When you read more carefully, however, it turns out the picture is not quite so rosy, even for the Catholics. It turns out that 861,000 persons in Britain attend mass every Sunday while only 852,000 turn up for Anglican services. The population of Britain is about 60.7 million souls, so even the combined weekly attendance of the Catholic Church and the Anglican Church aggregates only 2.8 percent of the population.

Moreover, the Catholics numbers have surpassed the Anglican ones only because, although attendance at Anglican services has fallen 20 percent since 2000, attendance at mass has fallen only 13 percent. The difference seems to be explained by an influx of Catholic immigrants from Africa and Eastern Europe; this has reduced the rate of decrease in the Catholic numbers. So attendance at both churches is declining rapidly; it’s just that Anglicans are even worse off than the Catholics.

The Rt. Rev. Crispian Hollis, the Catholic Bishop of Portsmouth, has a curious take on this. He says that “these figures are encouraging. It shows that the [Catholic] Church is no longer seen as on the fringes of society, but in fact is now at the heart of British life.” Well, sure, if an organization with committed members totaling 1.4 percent of the population (and many of these recent immigrants who may not remain in the country for long) can be at the heart of a nation’s life.

The Anglican clergy, too, seems to misunderstand the significance of these numbers. Says the Church of England’s Rt. Rev. Graham Cray, “It isn’t a competition.
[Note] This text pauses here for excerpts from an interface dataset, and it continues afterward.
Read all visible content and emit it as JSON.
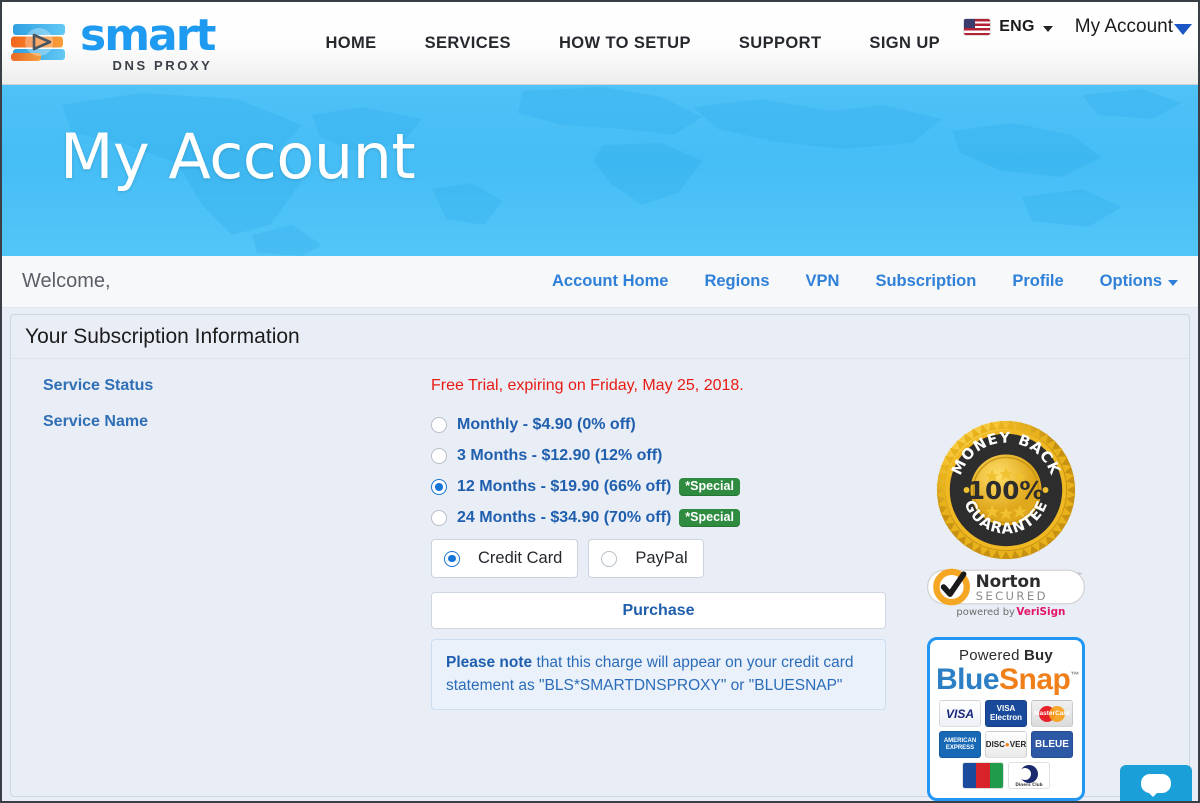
{
  "brand": {
    "name": "smart",
    "tagline": "DNS PROXY",
    "logo_icon": "play-button-logo-icon",
    "accent_blue": "#1e9bf0",
    "accent_orange": "#f47b20"
  },
  "topnav": {
    "items": [
      {
        "label": "HOME"
      },
      {
        "label": "SERVICES"
      },
      {
        "label": "HOW TO SETUP"
      },
      {
        "label": "SUPPORT"
      },
      {
        "label": "SIGN UP"
      }
    ],
    "language": {
      "label": "ENG",
      "flag_icon": "us-flag-icon",
      "caret_icon": "chevron-down-icon"
    },
    "account": {
      "label": "My Account",
      "caret_icon": "caret-down-icon"
    }
  },
  "hero": {
    "title": "My Account",
    "background_color": "#4fc2f7"
  },
  "welcome": {
    "text": "Welcome,",
    "nav": [
      {
        "label": "Account Home"
      },
      {
        "label": "Regions"
      },
      {
        "label": "VPN"
      },
      {
        "label": "Subscription"
      },
      {
        "label": "Profile"
      },
      {
        "label": "Options",
        "caret_icon": "caret-down-icon"
      }
    ]
  },
  "panel": {
    "title": "Your Subscription Information",
    "service_status": {
      "label": "Service Status",
      "value": "Free Trial, expiring on Friday, May 25, 2018.",
      "value_color": "#e81b14"
    },
    "service_name": {
      "label": "Service Name"
    },
    "plans": [
      {
        "label": "Monthly - $4.90 (0% off)",
        "selected": false,
        "badge": ""
      },
      {
        "label": "3 Months - $12.90 (12% off)",
        "selected": false,
        "badge": ""
      },
      {
        "label": "12 Months - $19.90 (66% off)",
        "selected": true,
        "badge": "*Special"
      },
      {
        "label": "24 Months - $34.90 (70% off)",
        "selected": false,
        "badge": "*Special"
      }
    ],
    "payment_methods": [
      {
        "label": "Credit Card",
        "selected": true
      },
      {
        "label": "PayPal",
        "selected": false
      }
    ],
    "purchase_button": "Purchase",
    "note_bold": "Please note",
    "note_rest": " that this charge will appear on your credit card statement as \"BLS*SMARTDNSPROXY\" or \"BLUESNAP\"",
    "badge_color": "#2e8b3f"
  },
  "trust": {
    "money_back": {
      "top_text": "MONEY BACK",
      "center_text": "100%",
      "bottom_text": "GUARANTEE"
    },
    "norton": {
      "name": "Norton",
      "sub": "SECURED",
      "powered": "powered by",
      "brand": "VeriSign"
    },
    "bluesnap": {
      "powered_prefix": "Powered ",
      "powered_bold": "Buy",
      "name_part1": "Blue",
      "name_part2": "Snap",
      "trademark": "™",
      "cards": [
        {
          "name": "VISA"
        },
        {
          "name": "VISA Electron"
        },
        {
          "name": "MasterCard"
        },
        {
          "name": "AMERICAN EXPRESS"
        },
        {
          "name": "DISCOVER"
        },
        {
          "name": "BLEUE"
        },
        {
          "name": "JCB"
        },
        {
          "name": "Diners Club International"
        }
      ]
    }
  },
  "chat_widget": {
    "icon": "chat-bubble-icon"
  }
}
I’m delighted to see all the Christian denominations flourishing.” I appreciate the ecumenical sentiment, but that’s quite a strange definition of flourishing you got there, Rt. Rev.